[Records drawn from a dataset]
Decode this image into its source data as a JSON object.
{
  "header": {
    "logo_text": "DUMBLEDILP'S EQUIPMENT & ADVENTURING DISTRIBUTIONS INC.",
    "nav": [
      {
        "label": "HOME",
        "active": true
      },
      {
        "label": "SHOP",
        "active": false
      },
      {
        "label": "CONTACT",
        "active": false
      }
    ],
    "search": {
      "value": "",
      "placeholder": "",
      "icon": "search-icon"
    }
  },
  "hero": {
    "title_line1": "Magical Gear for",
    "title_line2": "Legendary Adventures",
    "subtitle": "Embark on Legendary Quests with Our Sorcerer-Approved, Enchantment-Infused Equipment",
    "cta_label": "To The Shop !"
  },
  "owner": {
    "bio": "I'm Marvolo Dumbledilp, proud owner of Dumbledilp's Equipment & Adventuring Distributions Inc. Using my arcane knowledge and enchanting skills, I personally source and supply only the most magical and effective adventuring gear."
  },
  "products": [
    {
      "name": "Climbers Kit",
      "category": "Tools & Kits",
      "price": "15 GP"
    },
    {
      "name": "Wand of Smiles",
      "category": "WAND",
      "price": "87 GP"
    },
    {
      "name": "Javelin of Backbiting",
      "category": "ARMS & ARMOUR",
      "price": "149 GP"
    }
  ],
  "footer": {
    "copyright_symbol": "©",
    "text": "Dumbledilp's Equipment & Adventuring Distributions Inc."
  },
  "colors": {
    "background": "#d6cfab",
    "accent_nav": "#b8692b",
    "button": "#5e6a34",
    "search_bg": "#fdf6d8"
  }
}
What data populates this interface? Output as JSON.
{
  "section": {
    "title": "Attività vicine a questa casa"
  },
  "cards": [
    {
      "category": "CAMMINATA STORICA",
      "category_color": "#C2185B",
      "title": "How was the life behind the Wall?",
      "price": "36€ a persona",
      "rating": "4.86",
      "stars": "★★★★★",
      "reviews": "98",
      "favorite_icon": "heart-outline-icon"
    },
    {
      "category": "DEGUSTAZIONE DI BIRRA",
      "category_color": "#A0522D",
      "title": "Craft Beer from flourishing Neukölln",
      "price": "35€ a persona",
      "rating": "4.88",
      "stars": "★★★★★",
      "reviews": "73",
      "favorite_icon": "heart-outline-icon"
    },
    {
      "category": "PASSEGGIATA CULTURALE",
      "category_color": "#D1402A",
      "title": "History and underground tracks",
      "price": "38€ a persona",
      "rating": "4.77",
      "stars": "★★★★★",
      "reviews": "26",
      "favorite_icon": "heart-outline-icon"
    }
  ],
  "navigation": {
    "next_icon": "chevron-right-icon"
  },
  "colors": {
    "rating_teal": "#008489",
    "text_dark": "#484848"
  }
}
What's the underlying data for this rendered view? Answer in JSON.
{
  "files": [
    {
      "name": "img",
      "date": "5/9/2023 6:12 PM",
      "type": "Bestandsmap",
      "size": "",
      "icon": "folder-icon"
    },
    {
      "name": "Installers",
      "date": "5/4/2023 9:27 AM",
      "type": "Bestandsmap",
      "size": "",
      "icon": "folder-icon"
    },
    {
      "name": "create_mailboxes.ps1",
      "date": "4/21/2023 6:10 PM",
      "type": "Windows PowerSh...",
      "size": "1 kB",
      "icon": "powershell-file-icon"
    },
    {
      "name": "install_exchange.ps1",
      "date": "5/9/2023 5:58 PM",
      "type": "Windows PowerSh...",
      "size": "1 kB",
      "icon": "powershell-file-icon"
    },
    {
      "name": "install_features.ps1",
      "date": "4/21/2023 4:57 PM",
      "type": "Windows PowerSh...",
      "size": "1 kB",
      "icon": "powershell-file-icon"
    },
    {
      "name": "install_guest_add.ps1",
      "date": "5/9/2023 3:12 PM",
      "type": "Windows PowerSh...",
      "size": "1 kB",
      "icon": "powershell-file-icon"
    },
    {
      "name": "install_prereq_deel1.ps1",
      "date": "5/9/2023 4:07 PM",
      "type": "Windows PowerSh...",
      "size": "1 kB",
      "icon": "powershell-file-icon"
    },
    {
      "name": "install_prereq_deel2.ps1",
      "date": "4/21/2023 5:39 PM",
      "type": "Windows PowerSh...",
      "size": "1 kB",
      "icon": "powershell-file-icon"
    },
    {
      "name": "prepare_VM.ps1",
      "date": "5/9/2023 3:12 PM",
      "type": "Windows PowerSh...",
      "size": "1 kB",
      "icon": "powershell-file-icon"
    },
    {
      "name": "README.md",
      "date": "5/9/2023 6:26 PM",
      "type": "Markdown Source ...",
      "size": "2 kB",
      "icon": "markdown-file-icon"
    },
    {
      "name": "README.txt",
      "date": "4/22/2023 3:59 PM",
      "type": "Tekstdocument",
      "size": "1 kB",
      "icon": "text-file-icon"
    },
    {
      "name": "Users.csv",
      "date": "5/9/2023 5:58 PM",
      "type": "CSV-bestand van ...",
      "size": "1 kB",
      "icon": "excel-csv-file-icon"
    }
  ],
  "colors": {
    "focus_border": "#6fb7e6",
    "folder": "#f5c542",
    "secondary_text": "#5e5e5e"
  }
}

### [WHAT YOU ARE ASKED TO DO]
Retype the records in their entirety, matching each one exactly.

### [ANSWER TO THIS TASK]
Decode this image into its source data as a JSON object.
{
  "header": {
    "logo_text": "DUMBLEDILP'S EQUIPMENT & ADVENTURING DISTRIBUTIONS INC.",
    "nav": [
      {
        "label": "HOME",
        "active": true
      },
      {
        "label": "SHOP",
        "active": false
      },
      {
        "label": "CONTACT",
        "active": false
      }
    ],
    "search": {
      "value": "",
      "placeholder": "",
      "icon": "search-icon"
    }
  },
  "hero": {
    "title_line1": "Magical Gear for",
    "title_line2": "Legendary Adventures",
    "subtitle": "Embark on Legendary Quests with Our Sorcerer-Approved, Enchantment-Infused Equipment",
    "cta_label": "To The Shop !"
  },
  "owner": {
    "bio": "I'm Marvolo Dumbledilp, proud owner of Dumbledilp's Equipment & Adventuring Distributions Inc. Using my arcane knowledge and enchanting skills, I personally source and supply only the most magical and effective adventuring gear."
  },
  "products": [
    {
      "name": "Climbers Kit",
      "category": "Tools & Kits",
      "price": "15 GP"
    },
    {
      "name": "Wand of Smiles",
      "category": "WAND",
      "price": "87 GP"
    },
    {
      "name": "Javelin of Backbiting",
      "category": "ARMS & ARMOUR",
      "price": "149 GP"
    }
  ],
  "footer": {
    "copyright_symbol": "©",
    "text": "Dumbledilp's Equipment & Adventuring Distributions Inc."
  },
  "colors": {
    "background": "#d6cfab",
    "accent_nav": "#b8692b",
    "button": "#5e6a34",
    "search_bg": "#fdf6d8"
  }
}
What data populates this interface? Output as JSON.
{
  "section": {
    "title": "Attività vicine a questa casa"
  },
  "cards": [
    {
      "category": "CAMMINATA STORICA",
      "category_color": "#C2185B",
      "title": "How was the life behind the Wall?",
      "price": "36€ a persona",
      "rating": "4.86",
      "stars": "★★★★★",
      "reviews": "98",
      "favorite_icon": "heart-outline-icon"
    },
    {
      "category": "DEGUSTAZIONE DI BIRRA",
      "category_color": "#A0522D",
      "title": "Craft Beer from flourishing Neukölln",
      "price": "35€ a persona",
      "rating": "4.88",
      "stars": "★★★★★",
      "reviews": "73",
      "favorite_icon": "heart-outline-icon"
    },
    {
      "category": "PASSEGGIATA CULTURALE",
      "category_color": "#D1402A",
      "title": "History and underground tracks",
      "price": "38€ a persona",
      "rating": "4.77",
      "stars": "★★★★★",
      "reviews": "26",
      "favorite_icon": "heart-outline-icon"
    }
  ],
  "navigation": {
    "next_icon": "chevron-right-icon"
  },
  "colors": {
    "rating_teal": "#008489",
    "text_dark": "#484848"
  }
}
What's the underlying data for this rendered view? Answer in JSON.
{
  "files": [
    {
      "name": "img",
      "date": "5/9/2023 6:12 PM",
      "type": "Bestandsmap",
      "size": "",
      "icon": "folder-icon"
    },
    {
      "name": "Installers",
      "date": "5/4/2023 9:27 AM",
      "type": "Bestandsmap",
      "size": "",
      "icon": "folder-icon"
    },
    {
      "name": "create_mailboxes.ps1",
      "date": "4/21/2023 6:10 PM",
      "type": "Windows PowerSh...",
      "size": "1 kB",
      "icon": "powershell-file-icon"
    },
    {
      "name": "install_exchange.ps1",
      "date": "5/9/2023 5:58 PM",
      "type": "Windows PowerSh...",
      "size": "1 kB",
      "icon": "powershell-file-icon"
    },
    {
      "name": "install_features.ps1",
      "date": "4/21/2023 4:57 PM",
      "type": "Windows PowerSh...",
      "size": "1 kB",
      "icon": "powershell-file-icon"
    },
    {
      "name": "install_guest_add.ps1",
      "date": "5/9/2023 3:12 PM",
      "type": "Windows PowerSh...",
      "size": "1 kB",
      "icon": "powershell-file-icon"
    },
    {
      "name": "install_prereq_deel1.ps1",
      "date": "5/9/2023 4:07 PM",
      "type": "Windows PowerSh...",
      "size": "1 kB",
      "icon": "powershell-file-icon"
    },
    {
      "name": "install_prereq_deel2.ps1",
      "date": "4/21/2023 5:39 PM",
      "type": "Windows PowerSh...",
      "size": "1 kB",
      "icon": "powershell-file-icon"
    },
    {
      "name": "prepare_VM.ps1",
      "date": "5/9/2023 3:12 PM",
      "type": "Windows PowerSh...",
      "size": "1 kB",
      "icon": "powershell-file-icon"
    },
    {
      "name": "README.md",
      "date": "5/9/2023 6:26 PM",
      "type": "Markdown Source ...",
      "size": "2 kB",
      "icon": "markdown-file-icon"
    },
    {
      "name": "README.txt",
      "date": "4/22/2023 3:59 PM",
      "type": "Tekstdocument",
      "size": "1 kB",
      "icon": "text-file-icon"
    },
    {
      "name": "Users.csv",
      "date": "5/9/2023 5:58 PM",
      "type": "CSV-bestand van ...",
      "size": "1 kB",
      "icon": "excel-csv-file-icon"
    }
  ],
  "colors": {
    "focus_border": "#6fb7e6",
    "folder": "#f5c542",
    "secondary_text": "#5e5e5e"
  }
}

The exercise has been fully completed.